ACTION ITEM → Your answer must be an exact copy of all the entries.

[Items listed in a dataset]
= Beginning of Section =

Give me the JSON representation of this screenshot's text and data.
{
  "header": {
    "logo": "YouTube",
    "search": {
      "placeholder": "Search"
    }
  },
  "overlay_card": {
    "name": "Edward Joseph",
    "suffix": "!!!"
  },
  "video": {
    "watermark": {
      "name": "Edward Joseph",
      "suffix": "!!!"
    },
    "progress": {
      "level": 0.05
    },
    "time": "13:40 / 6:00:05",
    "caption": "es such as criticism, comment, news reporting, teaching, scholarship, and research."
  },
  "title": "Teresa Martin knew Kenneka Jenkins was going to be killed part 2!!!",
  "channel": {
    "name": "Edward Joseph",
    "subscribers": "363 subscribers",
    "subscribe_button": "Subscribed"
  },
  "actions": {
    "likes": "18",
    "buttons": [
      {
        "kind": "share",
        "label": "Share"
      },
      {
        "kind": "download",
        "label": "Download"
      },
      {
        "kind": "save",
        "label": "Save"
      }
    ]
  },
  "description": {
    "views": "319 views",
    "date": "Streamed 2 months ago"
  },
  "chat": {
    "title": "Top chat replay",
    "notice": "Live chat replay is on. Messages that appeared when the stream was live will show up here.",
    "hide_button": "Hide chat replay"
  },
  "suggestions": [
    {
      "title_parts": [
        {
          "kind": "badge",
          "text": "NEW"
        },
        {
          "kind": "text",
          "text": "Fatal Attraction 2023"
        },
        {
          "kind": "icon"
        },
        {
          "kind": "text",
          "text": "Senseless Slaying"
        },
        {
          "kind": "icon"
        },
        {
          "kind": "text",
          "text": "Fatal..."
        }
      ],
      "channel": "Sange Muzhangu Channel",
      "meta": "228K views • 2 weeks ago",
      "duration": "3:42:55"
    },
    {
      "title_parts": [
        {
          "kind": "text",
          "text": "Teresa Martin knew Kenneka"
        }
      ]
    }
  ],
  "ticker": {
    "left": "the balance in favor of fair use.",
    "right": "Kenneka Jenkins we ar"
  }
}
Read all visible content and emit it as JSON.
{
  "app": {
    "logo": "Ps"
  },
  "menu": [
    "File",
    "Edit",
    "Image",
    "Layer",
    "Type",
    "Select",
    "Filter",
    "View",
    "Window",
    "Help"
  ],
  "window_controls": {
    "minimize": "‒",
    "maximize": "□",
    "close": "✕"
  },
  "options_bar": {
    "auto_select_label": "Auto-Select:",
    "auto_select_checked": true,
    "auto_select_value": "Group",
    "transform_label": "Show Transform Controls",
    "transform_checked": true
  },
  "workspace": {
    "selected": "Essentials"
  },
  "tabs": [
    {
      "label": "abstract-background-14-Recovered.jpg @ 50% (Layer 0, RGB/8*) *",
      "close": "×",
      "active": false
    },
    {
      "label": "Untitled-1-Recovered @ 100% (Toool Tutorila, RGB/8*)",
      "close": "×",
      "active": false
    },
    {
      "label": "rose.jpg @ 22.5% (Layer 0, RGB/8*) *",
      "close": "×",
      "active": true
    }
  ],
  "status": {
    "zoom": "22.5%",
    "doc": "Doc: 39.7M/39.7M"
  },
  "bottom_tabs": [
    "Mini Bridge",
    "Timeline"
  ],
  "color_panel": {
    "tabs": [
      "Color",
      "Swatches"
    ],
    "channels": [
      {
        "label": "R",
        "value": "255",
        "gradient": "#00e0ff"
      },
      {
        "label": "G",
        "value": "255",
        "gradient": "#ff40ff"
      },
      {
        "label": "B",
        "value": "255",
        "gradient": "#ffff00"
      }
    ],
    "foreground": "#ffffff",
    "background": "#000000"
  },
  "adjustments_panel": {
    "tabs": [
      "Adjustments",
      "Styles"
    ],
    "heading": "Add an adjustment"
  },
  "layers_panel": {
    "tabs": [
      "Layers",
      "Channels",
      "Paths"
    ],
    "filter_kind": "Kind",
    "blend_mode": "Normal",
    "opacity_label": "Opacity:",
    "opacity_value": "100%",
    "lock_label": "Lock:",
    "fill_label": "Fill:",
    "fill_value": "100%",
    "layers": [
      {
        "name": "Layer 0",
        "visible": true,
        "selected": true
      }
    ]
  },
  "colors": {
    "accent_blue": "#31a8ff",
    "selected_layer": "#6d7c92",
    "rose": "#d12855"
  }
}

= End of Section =

REPLY →
Give me the JSON representation of this screenshot's text and data.
{
  "header": {
    "logo": "YouTube",
    "search": {
      "placeholder": "Search"
    }
  },
  "overlay_card": {
    "name": "Edward Joseph",
    "suffix": "!!!"
  },
  "video": {
    "watermark": {
      "name": "Edward Joseph",
      "suffix": "!!!"
    },
    "progress": {
      "level": 0.05
    },
    "time": "13:40 / 6:00:05",
    "caption": "es such as criticism, comment, news reporting, teaching, scholarship, and research."
  },
  "title": "Teresa Martin knew Kenneka Jenkins was going to be killed part 2!!!",
  "channel": {
    "name": "Edward Joseph",
    "subscribers": "363 subscribers",
    "subscribe_button": "Subscribed"
  },
  "actions": {
    "likes": "18",
    "buttons": [
      {
        "kind": "share",
        "label": "Share"
      },
      {
        "kind": "download",
        "label": "Download"
      },
      {
        "kind": "save",
        "label": "Save"
      }
    ]
  },
  "description": {
    "views": "319 views",
    "date": "Streamed 2 months ago"
  },
  "chat": {
    "title": "Top chat replay",
    "notice": "Live chat replay is on. Messages that appeared when the stream was live will show up here.",
    "hide_button": "Hide chat replay"
  },
  "suggestions": [
    {
      "title_parts": [
        {
          "kind": "badge",
          "text": "NEW"
        },
        {
          "kind": "text",
          "text": "Fatal Attraction 2023"
        },
        {
          "kind": "icon"
        },
        {
          "kind": "text",
          "text": "Senseless Slaying"
        },
        {
          "kind": "icon"
        },
        {
          "kind": "text",
          "text": "Fatal..."
        }
      ],
      "channel": "Sange Muzhangu Channel",
      "meta": "228K views • 2 weeks ago",
      "duration": "3:42:55"
    },
    {
      "title_parts": [
        {
          "kind": "text",
          "text": "Teresa Martin knew Kenneka"
        }
      ]
    }
  ],
  "ticker": {
    "left": "the balance in favor of fair use.",
    "right": "Kenneka Jenkins we ar"
  }
}
Read all visible content and emit it as JSON.
{
  "app": {
    "logo": "Ps"
  },
  "menu": [
    "File",
    "Edit",
    "Image",
    "Layer",
    "Type",
    "Select",
    "Filter",
    "View",
    "Window",
    "Help"
  ],
  "window_controls": {
    "minimize": "‒",
    "maximize": "□",
    "close": "✕"
  },
  "options_bar": {
    "auto_select_label": "Auto-Select:",
    "auto_select_checked": true,
    "auto_select_value": "Group",
    "transform_label": "Show Transform Controls",
    "transform_checked": true
  },
  "workspace": {
    "selected": "Essentials"
  },
  "tabs": [
    {
      "label": "abstract-background-14-Recovered.jpg @ 50% (Layer 0, RGB/8*) *",
      "close": "×",
      "active": false
    },
    {
      "label": "Untitled-1-Recovered @ 100% (Toool Tutorila, RGB/8*)",
      "close": "×",
      "active": false
    },
    {
      "label": "rose.jpg @ 22.5% (Layer 0, RGB/8*) *",
      "close": "×",
      "active": true
    }
  ],
  "status": {
    "zoom": "22.5%",
    "doc": "Doc: 39.7M/39.7M"
  },
  "bottom_tabs": [
    "Mini Bridge",
    "Timeline"
  ],
  "color_panel": {
    "tabs": [
      "Color",
      "Swatches"
    ],
    "channels": [
      {
        "label": "R",
        "value": "255",
        "gradient": "#00e0ff"
      },
      {
        "label": "G",
        "value": "255",
        "gradient": "#ff40ff"
      },
      {
        "label": "B",
        "value": "255",
        "gradient": "#ffff00"
      }
    ],
    "foreground": "#ffffff",
    "background": "#000000"
  },
  "adjustments_panel": {
    "tabs": [
      "Adjustments",
      "Styles"
    ],
    "heading": "Add an adjustment"
  },
  "layers_panel": {
    "tabs": [
      "Layers",
      "Channels",
      "Paths"
    ],
    "filter_kind": "Kind",
    "blend_mode": "Normal",
    "opacity_label": "Opacity:",
    "opacity_value": "100%",
    "lock_label": "Lock:",
    "fill_label": "Fill:",
    "fill_value": "100%",
    "layers": [
      {
        "name": "Layer 0",
        "visible": true,
        "selected": true
      }
    ]
  },
  "colors": {
    "accent_blue": "#31a8ff",
    "selected_layer": "#6d7c92",
    "rose": "#d12855"
  }
}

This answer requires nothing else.